There’s this relatively new strain of people who are into fighting games that are mostly spectators, and I expect that will continue. The most important thing to me is if those spectators then pick up a game themselves. As far as the media itself, it’s not terribly lucrative stuff. But it’s fun, and the people who do it – our number one concern is that we are doing things for the community. We’re not trying to and we definitely can not make ridiculous money off of this.

I don’t think it’ll get to anything like League of Legends level; they tend to hit a couple hundred thousand on streams not too infrequently. We’ve never seen anything like that, but that’s fine. To continue to have the growth that we have had, it’s really a matter of seeing the progression. When we started with Wednesday Night Fights, I remember when we thought that getting a thousand viewers was amazing. Now, if we get below 5000 in a week, we start to ask what went wrong. That’s still huge percentage of growth in a few years, and I’m really happy with that.

RG: You know what you don’t see a whole lot of? Wrap up videos and highlight reels of big events. Take this tournament for example; it’s a two-day event. And yeah, you could sit at home all day and watch every second of the event all weekend, but really, who’s sitting there on their weekend off and watching everything?

I feel that there are a lot of people who only watch about an hour, max, over the weekend. In my mind, what could be greatly improved in terms of media production would be wrap up videos, some way to watch the highlights of a tournament in a five-minute video. “Here are the top 10 moments of the Capcom anniversary tournament”.

It’s difficult; it’s actually not the easiest thing to do. It’d require some sort of other entity that has all the video resources over the weekend, but acts in their own capacity. You couldn’t have IPlayWinner or TeamSpooky doing that because they’re obviously burned out from running the stream all weekend. If there were a separate group that had experience in content production that could do something like that and get paid by either the tournament organizers or some media outlet, that’d be a nice step.

VF:  In my opinion, the streaming technology needs to improve before we can progress. The programs that are in use, the cameras and even the CPUs we’re using – give the streaming community a couple of years and you’re likely going to see a huge  evolution in the quality of streams. The media producers and streamers that are out there have some great ideas and know what they’re doing, they’re just waiting for the technology to catch up to their vision so that they can do their job better.

JC: That sort of thing, reaching out to a wider audience, is the core goal that I’ve always had in the fighting game community. During the lull, whenever Evo would come out with DVDs, I would create the trailers. Over the course of a few years, my focus shifted from exhibiting gameplay to almost entirely focusing on the players, the crowd and the reactions. It really comes down to the players. The reason people get more involved is become fans of Justin Wong, Dieminion, Wolfkrone and Chris G. They become invested in and follow Yipes, Clockwork, and Combofiend. We’re drawn to them for their personalities as much as we are impressed by their skill.

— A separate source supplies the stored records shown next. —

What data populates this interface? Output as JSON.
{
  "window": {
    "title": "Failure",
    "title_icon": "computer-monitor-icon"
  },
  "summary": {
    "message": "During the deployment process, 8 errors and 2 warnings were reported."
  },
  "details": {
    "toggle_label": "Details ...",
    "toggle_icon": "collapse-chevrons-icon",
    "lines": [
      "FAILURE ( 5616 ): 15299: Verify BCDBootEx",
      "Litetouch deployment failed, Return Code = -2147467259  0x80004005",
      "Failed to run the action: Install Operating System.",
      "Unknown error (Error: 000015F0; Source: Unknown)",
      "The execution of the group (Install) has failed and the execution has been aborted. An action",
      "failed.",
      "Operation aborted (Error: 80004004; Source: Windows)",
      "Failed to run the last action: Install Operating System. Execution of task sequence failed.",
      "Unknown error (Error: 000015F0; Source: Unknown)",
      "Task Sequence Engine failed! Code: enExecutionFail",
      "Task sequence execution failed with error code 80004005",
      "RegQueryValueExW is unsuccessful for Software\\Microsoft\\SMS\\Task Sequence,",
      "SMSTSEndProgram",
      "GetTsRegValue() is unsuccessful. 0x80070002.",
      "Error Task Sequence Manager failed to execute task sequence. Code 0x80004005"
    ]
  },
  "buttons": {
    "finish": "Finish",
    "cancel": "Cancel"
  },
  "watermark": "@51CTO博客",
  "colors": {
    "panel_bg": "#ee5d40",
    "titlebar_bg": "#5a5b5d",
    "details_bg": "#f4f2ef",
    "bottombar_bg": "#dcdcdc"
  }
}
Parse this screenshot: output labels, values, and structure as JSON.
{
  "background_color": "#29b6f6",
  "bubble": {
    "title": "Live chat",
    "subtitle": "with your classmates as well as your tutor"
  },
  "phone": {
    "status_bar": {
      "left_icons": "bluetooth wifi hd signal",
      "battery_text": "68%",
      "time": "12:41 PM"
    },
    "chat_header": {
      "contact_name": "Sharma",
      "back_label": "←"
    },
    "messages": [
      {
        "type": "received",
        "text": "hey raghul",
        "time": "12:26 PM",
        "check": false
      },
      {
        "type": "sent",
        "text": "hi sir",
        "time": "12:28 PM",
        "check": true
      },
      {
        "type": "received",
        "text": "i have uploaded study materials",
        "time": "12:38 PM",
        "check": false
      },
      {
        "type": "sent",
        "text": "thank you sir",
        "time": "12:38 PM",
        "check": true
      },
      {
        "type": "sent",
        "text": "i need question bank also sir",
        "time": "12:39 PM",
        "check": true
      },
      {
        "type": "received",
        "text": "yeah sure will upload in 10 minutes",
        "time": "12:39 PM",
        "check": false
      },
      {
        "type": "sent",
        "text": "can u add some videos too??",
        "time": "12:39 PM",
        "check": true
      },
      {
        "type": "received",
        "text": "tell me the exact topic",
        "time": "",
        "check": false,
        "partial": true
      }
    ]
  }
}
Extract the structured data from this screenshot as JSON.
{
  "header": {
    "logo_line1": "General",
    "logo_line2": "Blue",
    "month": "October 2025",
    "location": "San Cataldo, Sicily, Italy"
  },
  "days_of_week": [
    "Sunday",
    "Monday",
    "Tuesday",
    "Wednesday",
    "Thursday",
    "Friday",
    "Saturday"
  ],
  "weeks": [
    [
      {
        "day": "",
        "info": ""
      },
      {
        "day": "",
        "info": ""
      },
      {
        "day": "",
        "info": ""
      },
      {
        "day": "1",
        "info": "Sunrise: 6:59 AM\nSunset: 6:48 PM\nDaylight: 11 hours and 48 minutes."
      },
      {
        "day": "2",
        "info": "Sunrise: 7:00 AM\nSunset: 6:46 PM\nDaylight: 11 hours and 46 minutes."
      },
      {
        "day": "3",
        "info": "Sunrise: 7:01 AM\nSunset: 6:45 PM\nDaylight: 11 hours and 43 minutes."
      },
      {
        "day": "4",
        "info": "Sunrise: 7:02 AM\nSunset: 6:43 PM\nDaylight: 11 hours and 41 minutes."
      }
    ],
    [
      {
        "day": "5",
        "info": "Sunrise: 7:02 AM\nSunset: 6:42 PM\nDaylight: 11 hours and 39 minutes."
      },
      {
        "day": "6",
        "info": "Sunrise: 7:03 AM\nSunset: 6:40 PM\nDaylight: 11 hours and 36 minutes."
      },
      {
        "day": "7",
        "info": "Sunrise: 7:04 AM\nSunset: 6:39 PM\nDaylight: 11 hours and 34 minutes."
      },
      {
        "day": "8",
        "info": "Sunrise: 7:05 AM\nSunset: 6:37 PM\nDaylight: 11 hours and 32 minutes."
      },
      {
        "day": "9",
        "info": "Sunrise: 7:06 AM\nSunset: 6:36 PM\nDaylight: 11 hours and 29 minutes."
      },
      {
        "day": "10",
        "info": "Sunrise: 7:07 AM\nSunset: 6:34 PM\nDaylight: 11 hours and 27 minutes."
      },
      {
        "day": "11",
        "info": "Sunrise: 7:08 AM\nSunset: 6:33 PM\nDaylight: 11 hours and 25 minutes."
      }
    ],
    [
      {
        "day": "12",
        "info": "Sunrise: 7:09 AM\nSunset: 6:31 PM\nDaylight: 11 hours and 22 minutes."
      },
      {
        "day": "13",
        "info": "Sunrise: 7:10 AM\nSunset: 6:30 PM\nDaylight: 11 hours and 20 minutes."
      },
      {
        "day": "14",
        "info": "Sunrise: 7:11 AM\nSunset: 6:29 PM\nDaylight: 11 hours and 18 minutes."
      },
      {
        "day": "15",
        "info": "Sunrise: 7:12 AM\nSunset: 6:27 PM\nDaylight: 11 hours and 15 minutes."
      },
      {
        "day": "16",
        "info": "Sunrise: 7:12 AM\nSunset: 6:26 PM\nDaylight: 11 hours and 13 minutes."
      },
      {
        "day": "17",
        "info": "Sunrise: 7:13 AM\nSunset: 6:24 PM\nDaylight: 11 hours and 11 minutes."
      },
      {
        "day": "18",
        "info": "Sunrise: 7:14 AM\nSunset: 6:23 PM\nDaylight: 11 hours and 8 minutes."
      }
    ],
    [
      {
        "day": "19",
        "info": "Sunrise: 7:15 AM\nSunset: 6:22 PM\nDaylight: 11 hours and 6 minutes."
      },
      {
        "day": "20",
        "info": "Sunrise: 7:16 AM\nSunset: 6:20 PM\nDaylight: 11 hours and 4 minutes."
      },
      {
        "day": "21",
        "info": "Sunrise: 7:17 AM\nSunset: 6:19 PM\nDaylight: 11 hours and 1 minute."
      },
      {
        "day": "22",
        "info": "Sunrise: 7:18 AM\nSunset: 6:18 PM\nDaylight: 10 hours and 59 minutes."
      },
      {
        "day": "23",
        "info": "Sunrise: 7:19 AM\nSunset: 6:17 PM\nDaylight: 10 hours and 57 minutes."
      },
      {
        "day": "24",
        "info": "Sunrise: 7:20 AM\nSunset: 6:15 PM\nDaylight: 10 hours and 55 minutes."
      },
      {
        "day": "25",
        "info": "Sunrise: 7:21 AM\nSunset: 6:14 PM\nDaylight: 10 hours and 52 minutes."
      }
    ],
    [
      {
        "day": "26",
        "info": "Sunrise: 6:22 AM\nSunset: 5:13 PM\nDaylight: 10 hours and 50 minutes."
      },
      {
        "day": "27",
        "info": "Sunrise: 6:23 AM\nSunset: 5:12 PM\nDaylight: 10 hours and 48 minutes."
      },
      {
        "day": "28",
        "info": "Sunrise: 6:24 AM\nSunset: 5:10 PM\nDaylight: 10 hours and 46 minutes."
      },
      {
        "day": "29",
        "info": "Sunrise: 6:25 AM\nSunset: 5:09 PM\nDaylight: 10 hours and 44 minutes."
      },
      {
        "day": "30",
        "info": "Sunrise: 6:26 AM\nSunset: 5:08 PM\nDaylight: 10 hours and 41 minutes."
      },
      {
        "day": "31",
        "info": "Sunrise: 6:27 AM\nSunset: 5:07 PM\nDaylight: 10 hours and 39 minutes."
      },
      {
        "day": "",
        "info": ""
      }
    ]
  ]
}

I compare the fighting game community to poker a lot. When poker got big, its because they said “Okay look. Here’s Daniel Negreanu, here’s Phil Hellmuth and Phil Ivey.” They showed all these people, showed us their backgrounds, they history and their stories. As much as people don’t like to admit it, human drama is what we’re all drawn to.

The beautiful part of it is that it doesn’t matter what game is being played. If Justin Wong started playing Persona 4 Arena, we’d care about him the same as when he’s playing Street Fighter or Ultimate Marvel, because we know Justin Wong. I don’t want to call the games irrelevant, but it really comes down to the people. That’s why David and I tend to give people some background information on players when they come up on stream. Obviously we need to make strides in the media, but a lot of that will work itself out as long as we keep promoting the human element.

You can view a gallery of the event below. Photos provided by Kyle Mercury